So the bar was pretty high and the circumstances for this year even harder. For one, I live in Gothenburg now and many of my dearest friends are in England. Not only that, but the friends I do have in Gothenburg are either working or have retreated to a summer house; Swedes really do summer — there’s no staycationing here. I felt like a bit of a Billy no mates. To top it off, my relaxing day off was hijacked by some urgent freelance work and a job interview, leaving just a few hours to squeeze in something suitably birthday-esque.
I’ve been running a lot lately — partly because that’s something I do nowadays, but also because I’m training for a big race later this year — and while I was out on yesterday’s nine-miler, I finally had an idea: I could do a special run for my birthday — one kilometre for every year I’ve been alive, a 29-kilometre jaunt through the forest. A way to mark the day and celebrate the years I’ve been given.

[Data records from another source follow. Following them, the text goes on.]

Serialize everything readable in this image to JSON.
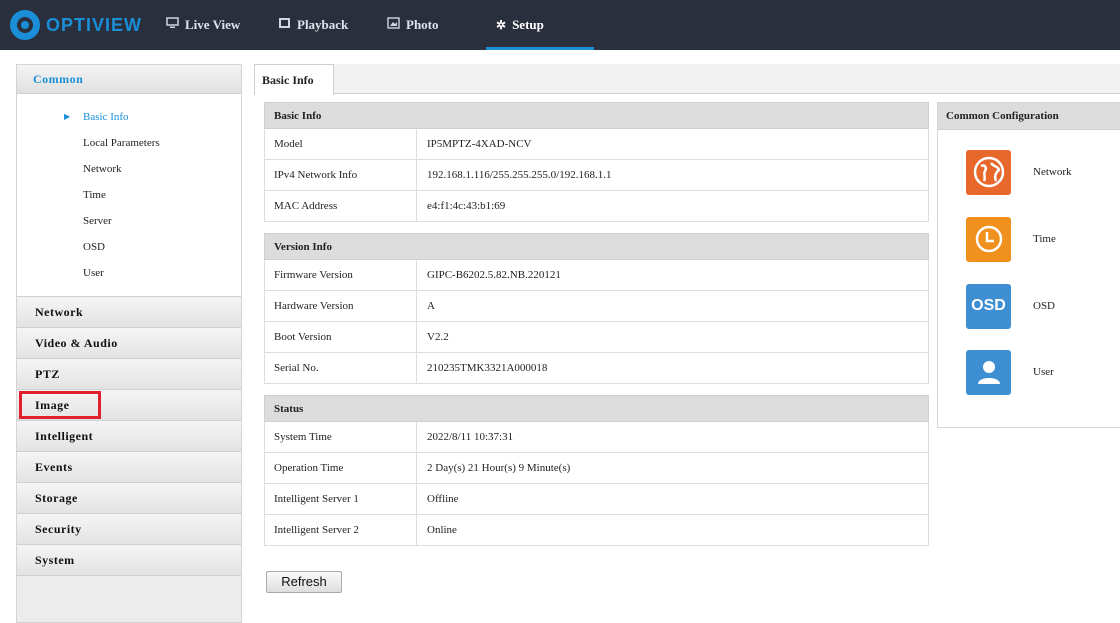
{
  "app": {
    "logo_text": "OPTIVIEW"
  },
  "nav": {
    "live_view": "Live View",
    "playback": "Playback",
    "photo": "Photo",
    "setup": "Setup"
  },
  "sidebar": {
    "common_label": "Common",
    "common_items": [
      {
        "label": "Basic Info"
      },
      {
        "label": "Local Parameters"
      },
      {
        "label": "Network"
      },
      {
        "label": "Time"
      },
      {
        "label": "Server"
      },
      {
        "label": "OSD"
      },
      {
        "label": "User"
      }
    ],
    "items": [
      {
        "label": "Network"
      },
      {
        "label": "Video & Audio"
      },
      {
        "label": "PTZ"
      },
      {
        "label": "Image"
      },
      {
        "label": "Intelligent"
      },
      {
        "label": "Events"
      },
      {
        "label": "Storage"
      },
      {
        "label": "Security"
      },
      {
        "label": "System"
      }
    ]
  },
  "tabs": {
    "basic_info": "Basic Info"
  },
  "basic_info": {
    "title": "Basic Info",
    "rows": [
      {
        "key": "Model",
        "value": "IP5MPTZ-4XAD-NCV"
      },
      {
        "key": "IPv4 Network Info",
        "value": "192.168.1.116/255.255.255.0/192.168.1.1"
      },
      {
        "key": "MAC Address",
        "value": "e4:f1:4c:43:b1:69"
      }
    ]
  },
  "version_info": {
    "title": "Version Info",
    "rows": [
      {
        "key": "Firmware Version",
        "value": "GIPC-B6202.5.82.NB.220121"
      },
      {
        "key": "Hardware Version",
        "value": "A"
      },
      {
        "key": "Boot Version",
        "value": "V2.2"
      },
      {
        "key": "Serial No.",
        "value": "210235TMK3321A000018"
      }
    ]
  },
  "status": {
    "title": "Status",
    "rows": [
      {
        "key": "System Time",
        "value": "2022/8/11 10:37:31"
      },
      {
        "key": "Operation Time",
        "value": "2 Day(s) 21 Hour(s) 9 Minute(s)"
      },
      {
        "key": "Intelligent Server 1",
        "value": "Offline"
      },
      {
        "key": "Intelligent Server 2",
        "value": "Online"
      }
    ]
  },
  "refresh_label": "Refresh",
  "common_config": {
    "title": "Common Configuration",
    "items": [
      {
        "label": "Network",
        "icon": "globe-icon",
        "color": "#e8672b"
      },
      {
        "label": "Time",
        "icon": "clock-icon",
        "color": "#f0911e"
      },
      {
        "label": "OSD",
        "icon": "osd-icon",
        "icon_text": "OSD",
        "color": "#3d8fd1"
      },
      {
        "label": "User",
        "icon": "user-icon",
        "color": "#3d8fd1"
      }
    ]
  },
  "colors": {
    "accent": "#1a8fd8",
    "topbar": "#2a2f3d",
    "highlight": "#e0202a"
  }
}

When midday rolled around, I strapped on my bag (jacket, book, headphones, water) and stepped out the door to the sun attempting to shine, which was about as good a weather scenario as I could hope for. I headed to my usual running haunt, Skatås, but this time went deeper into the forest, running around the Delsjön lakes that are usually too far away for a casual midweek run. I saw some horses by the side of the road in Mölndal, where I also discovered a special Mölndal Snapchat filter, and achieved definite moments of the infamous ‘runner’s high.’ At home, surrounded by my laptop and books and magazines and Netflix, it’s so hard to focus on one thing and feel relaxed. But when I’m running, like today, it’s the only place I want to be.
It’s funny how running has crept into my life — from being a thing I was trying out back in 2010, to a thing I had to do in order to train for a marathon in 2013, to being a thing I now can’t cope without. The past few months have been trying. I’ve experienced the lowest, darkest moments of my life where I’ve wondered if things will ever improve. And on those days, I can’t always bring myself to get out for a run. But when I manage to clamber out of the pit enough to pull on my trainers, I reap the benefits.
There’s not always a tangible high or something magical happening but running levels me out. It brings me closer to my true self. It offers time to think, to focus, dedicated time to listen to new albums or podcasts or nothing at all. It gets me outdoors when I can easily spend a day without leaving my apartment or seeing another human being. It keeps me healthy — not just physically, but mentally.
So today I want to say thank you. For the 29 years I’ve been gifted on earth, more than so many people get. For the healthy body I’m in, when so many people are struggling in bodies that don’t do what they want them to do. For the birthday greeting from Tinder. And for running, for helping me stay alive.
P.S. 30 km, same time next year. Join me?